A new study that looked at what causes women undergoing in vitro fertilization (IVF) to suffer miscarriages revealed an interesting finding about our circadian rhythms. Our circadian rhythms help our body know when to sleep, when to wake up, and when to eat. But twice a year, they get temporarily interrupted. The study found that Daylight Saving Time might influence IVF success in women who have previously miscarried — but researchers can't say exactly why yet.
Twice a year, throughout most of the western hemisphere, we either turn our clocks forward or back so that we end up with more or less daylight hours. The practice of Daylight Saving Time (DST) has been mandated and repealed in the U.S. for the last century or so, but the general consensus these days is that in the spring we move our clocks forward, and in the autumn we “fall back” to take advantage of a little extra daylight before the long, dark days of winter.
This usually throws most people off for a few days as we collectively adjust to time not being quite what we expect it to be. Our minds might be able to wrap around the idea, but it takes our bodies a little longer. Our circadian rhythms, which are roughly 24 hours long, help us figure out when we need to sleep, eat, and so on. It’s regulated by our brains, but certainly our environment can throw things off, especially something like DST.
Researchers in Boston were wondering if circadian rhythms have an impact on fertility. They specifically looked at a group of women who had been undergoing IVF at various times throughout the year. They found an interesting correlation: women in the study who had miscarried before were actually more likely to miscarry after IVF treatment if the embryo transfers occurred in the first month or so after DST began in the spring. This was only true for women who had previously suffered a miscarriage, though: in the group of women who had not previously miscarried, the rate of embryo transfer success was about the same regardless of time of year.
The researchers found the correlation intriguing, but they don’t yet understand what it means for IVF patients. More research is needed to understand what the connection is, and if anything could be done about it. In 2014, a study at the University of Colorado made headlines when it linked Daylight Saving Time to a 25 percent increase in heart attack risk.
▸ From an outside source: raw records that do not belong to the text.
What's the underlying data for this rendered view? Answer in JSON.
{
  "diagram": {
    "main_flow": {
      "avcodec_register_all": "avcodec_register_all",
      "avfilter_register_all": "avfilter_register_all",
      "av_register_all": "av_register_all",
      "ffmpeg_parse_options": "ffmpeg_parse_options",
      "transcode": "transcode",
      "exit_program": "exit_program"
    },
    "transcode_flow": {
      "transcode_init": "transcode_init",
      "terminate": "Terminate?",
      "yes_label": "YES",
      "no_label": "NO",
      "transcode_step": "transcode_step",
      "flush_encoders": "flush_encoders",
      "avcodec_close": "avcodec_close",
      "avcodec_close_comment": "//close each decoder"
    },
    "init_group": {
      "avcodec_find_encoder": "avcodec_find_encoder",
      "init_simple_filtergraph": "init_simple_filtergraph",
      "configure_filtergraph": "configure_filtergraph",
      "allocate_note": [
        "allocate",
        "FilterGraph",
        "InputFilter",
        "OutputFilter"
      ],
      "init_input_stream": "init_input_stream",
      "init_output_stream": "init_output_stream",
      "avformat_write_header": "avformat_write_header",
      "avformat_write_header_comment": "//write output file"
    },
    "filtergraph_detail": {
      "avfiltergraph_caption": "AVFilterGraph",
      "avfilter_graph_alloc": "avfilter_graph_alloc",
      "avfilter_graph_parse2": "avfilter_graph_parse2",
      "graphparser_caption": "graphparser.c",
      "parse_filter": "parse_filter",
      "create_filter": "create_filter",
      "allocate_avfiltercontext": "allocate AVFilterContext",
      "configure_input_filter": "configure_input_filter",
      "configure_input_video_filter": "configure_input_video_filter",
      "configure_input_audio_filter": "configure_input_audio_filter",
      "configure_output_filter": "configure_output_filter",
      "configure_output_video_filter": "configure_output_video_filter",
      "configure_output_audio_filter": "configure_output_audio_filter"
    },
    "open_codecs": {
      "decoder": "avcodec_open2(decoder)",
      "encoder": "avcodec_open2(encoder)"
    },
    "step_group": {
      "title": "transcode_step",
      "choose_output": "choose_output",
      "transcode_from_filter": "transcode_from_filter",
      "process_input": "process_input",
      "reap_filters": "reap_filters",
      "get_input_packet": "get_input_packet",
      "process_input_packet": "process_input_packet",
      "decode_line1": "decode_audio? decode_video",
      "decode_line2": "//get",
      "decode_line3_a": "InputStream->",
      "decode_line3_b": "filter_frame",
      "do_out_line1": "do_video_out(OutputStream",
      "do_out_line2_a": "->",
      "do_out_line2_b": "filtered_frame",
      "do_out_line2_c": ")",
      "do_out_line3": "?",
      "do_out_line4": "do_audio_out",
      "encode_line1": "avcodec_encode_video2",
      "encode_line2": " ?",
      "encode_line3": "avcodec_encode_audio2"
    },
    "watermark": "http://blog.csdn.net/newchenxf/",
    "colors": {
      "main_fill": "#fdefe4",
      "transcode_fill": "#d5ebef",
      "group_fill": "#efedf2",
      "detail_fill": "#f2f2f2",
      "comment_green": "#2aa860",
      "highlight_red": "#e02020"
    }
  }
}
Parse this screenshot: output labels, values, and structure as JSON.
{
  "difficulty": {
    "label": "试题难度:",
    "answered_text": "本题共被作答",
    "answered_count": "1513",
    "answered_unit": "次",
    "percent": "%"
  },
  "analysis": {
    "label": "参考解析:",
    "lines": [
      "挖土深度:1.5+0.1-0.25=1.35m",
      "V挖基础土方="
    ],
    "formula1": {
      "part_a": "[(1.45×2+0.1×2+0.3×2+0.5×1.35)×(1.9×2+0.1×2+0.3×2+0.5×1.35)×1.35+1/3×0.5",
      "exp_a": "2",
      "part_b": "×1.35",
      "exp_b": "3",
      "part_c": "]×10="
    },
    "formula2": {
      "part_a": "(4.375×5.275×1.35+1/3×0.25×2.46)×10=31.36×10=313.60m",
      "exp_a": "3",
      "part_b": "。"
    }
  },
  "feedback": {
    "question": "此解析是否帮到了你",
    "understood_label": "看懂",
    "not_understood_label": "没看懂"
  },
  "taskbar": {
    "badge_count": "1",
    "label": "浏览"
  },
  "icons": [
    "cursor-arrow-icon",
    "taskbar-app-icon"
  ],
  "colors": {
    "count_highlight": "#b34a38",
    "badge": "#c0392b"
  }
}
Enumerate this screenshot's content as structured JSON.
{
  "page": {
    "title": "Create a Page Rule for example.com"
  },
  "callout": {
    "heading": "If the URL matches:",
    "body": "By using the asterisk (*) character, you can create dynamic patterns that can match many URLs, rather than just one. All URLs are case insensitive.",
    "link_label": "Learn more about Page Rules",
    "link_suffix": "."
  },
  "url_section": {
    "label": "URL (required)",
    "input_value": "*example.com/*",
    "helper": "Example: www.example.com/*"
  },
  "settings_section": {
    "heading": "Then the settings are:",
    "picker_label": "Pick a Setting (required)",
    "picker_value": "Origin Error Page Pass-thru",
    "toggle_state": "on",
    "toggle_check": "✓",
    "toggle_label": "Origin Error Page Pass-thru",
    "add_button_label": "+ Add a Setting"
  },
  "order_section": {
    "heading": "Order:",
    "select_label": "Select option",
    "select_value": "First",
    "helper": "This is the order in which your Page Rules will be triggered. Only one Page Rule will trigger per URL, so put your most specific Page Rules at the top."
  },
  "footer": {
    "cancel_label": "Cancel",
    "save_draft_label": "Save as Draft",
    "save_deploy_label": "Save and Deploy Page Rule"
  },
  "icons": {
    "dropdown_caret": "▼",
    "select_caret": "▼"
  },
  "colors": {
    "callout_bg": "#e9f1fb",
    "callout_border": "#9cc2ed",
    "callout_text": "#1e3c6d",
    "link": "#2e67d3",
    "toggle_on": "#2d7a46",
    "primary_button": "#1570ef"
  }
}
The IVF study also raises an interesting question about how our bodies interact with our environment, and whether or not there are lasting consequences of losing that hour of sleep.